This set of Bioinformatics Multiple Choice Questions & Answers (MCQs) focuses on “Types of RNA Structures”.
1. RNA structures can be experimentally determined using _____
a) X-ray crystallography techniques only
b) NMR techniques only
c) X-ray crystallography or NMR techniques
d) Gel electrophoresis
Explanation: However, the two approaches are extremely time consuming and expensive. As a result, computational prediction has become an attractive alternative. Option Gel electrophoresis, here, becomes irrelevant as it comes to the structure of RNA.
2. Which of the following is not a form of RNA?
Explanation: It is known that RNA is a carrier of genetic information and exists in three main forms. They are messenger RNA (mRNA), ribosomal RNA (rRNA), and transfer RNA (tRNA). Their main roles are as follows: mRNA is responsible for directing protein synthesis; rRNA provides structural scaffolding within ribosomes; and tRNA serves as a carrier of amino acids for polypeptide synthesis.
3. Unlike DNA, which is mainly double stranded, RNA is double stranded, although an RNA molecule can self-hybridize at certain regions to form partial double-stranded structures.
Explanation: RNA is single stranded, although an RNA molecule can self-hybridize at certain regions to form partial double-stranded structures. Generally, mRNA is more or less linear and non-structured, whereas rRNA and tRNA can only function by forming particular secondary and tertiary structures.
4. Structures are not much important when it comes to the study of the functions.
Explanation: Knowledge of the structures of these molecules is particularly important for understanding their functions. Difficulties in experimental determination of RNA structures make theoretical prediction a very desirable approach. In fact, computational-based analysis is the main tool in RNA-based drug design in pharmaceutical industry. In addition, knowledge of the secondary structures of rRNA is key for RNA-based phylogenetic analysis.
5. Which of the following is not a base of RNA?
a) Thymine (T)
b) Adenine (A)
c) Cytosine (C)
d) Guanine (G)
Explanation: RNA structures can be described at three levels as in proteins: primary, secondary, and tertiary. The primary structure is the linear sequence of RNA, consisting of four bases, adenine (A), cytosine (C), guanine (G), and uracil (U).
6. Base pairing, in RNA, is A–G and U–C.
Explanation: The secondary structure refers to the planar representation that contains base-paired regions among single-stranded regions. The base pairing is mainly composed of traditional Watson–Crick base pairing, which is A–U and G–C.
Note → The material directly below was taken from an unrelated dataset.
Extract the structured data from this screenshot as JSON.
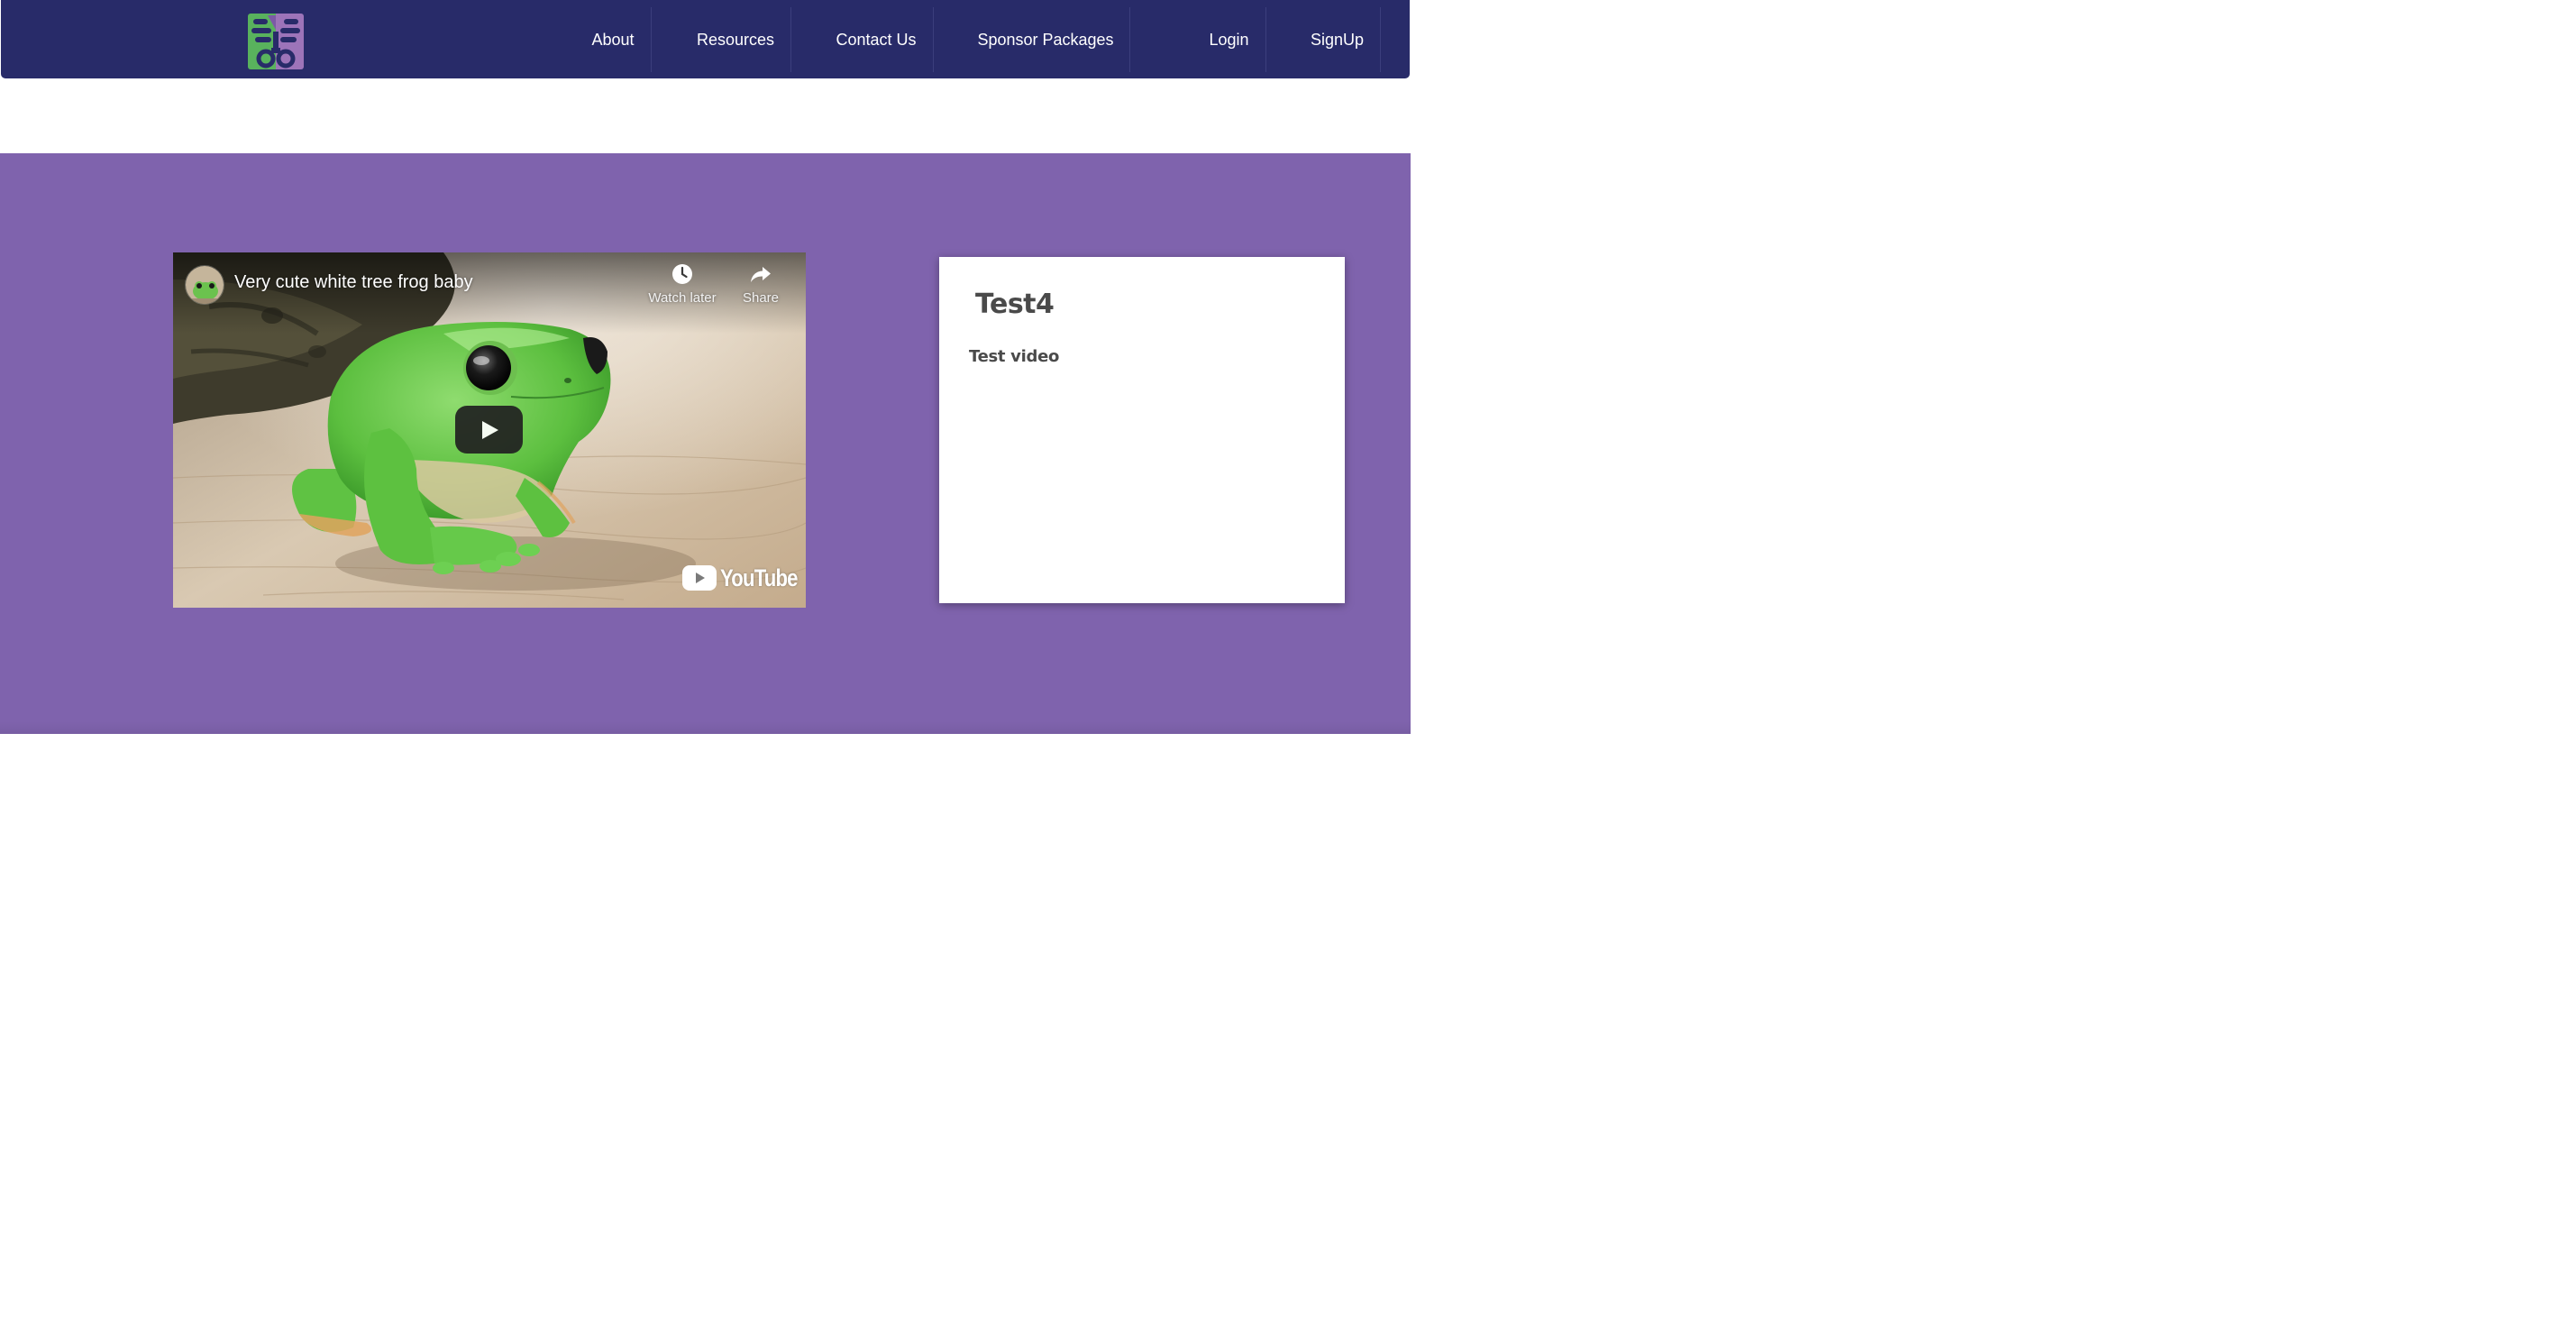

7. In addition to the canonical base pairing, there often exists non-canonical base pairing such as _________ and ________ base paring.
a) G, U
b) G, C
c) U, C
d) A, C
Explanation: There often exists non-canonical base pairing such as G and U base paring. The G–U base pair is less stable and normally occurs within a double-strand helix surrounded by Watson–Crick base pairs. Finally, the tertiary structure is the three-dimensional arrangement of bases of the RNA molecule.
8. Four main subtypes of secondary structures can be identified. They are hairpin loops, bulge loops, interior loops, and multi-branch loops.
Explanation: Because the RNA tertiary structure is very difficult to predict, attention has been mainly focused on secondary structure prediction. Based on the arrangement of helical base pairing in secondary structures, the mentioned four main subtypes of secondary structures can be identified.
9. The ______ refers to a structure with two ends of a single-stranded region (loop) connecting a base-paired region (stem).
a) helical junctions
b) hairpin loop
c) bulge loop
d) interior loop
Explanation: The bulge loop refers to a single stranded region connecting two adjacent base-paired segments so that it “bubbles” out in the middle of a double helix on one side. The multi-branch loop is also called helical junctions.
10. The __________ refers to two single-stranded regions on opposite strands connecting two adjacent base-paired segments.
a) hairpin loop
b) interior loop
c) pseudoknot loop
d) helical junctions
Explanation: In addition to the traditional secondary structural elements, base pairing between loops of different secondary structural elements can result in a higher level of structures such as pseudoknots, kissing hairpins, and hairpin–bulge contact. A pseudoknot loop refers to base pairing formed between loop residues within a hairpin loop and residues outside the hairpin loop.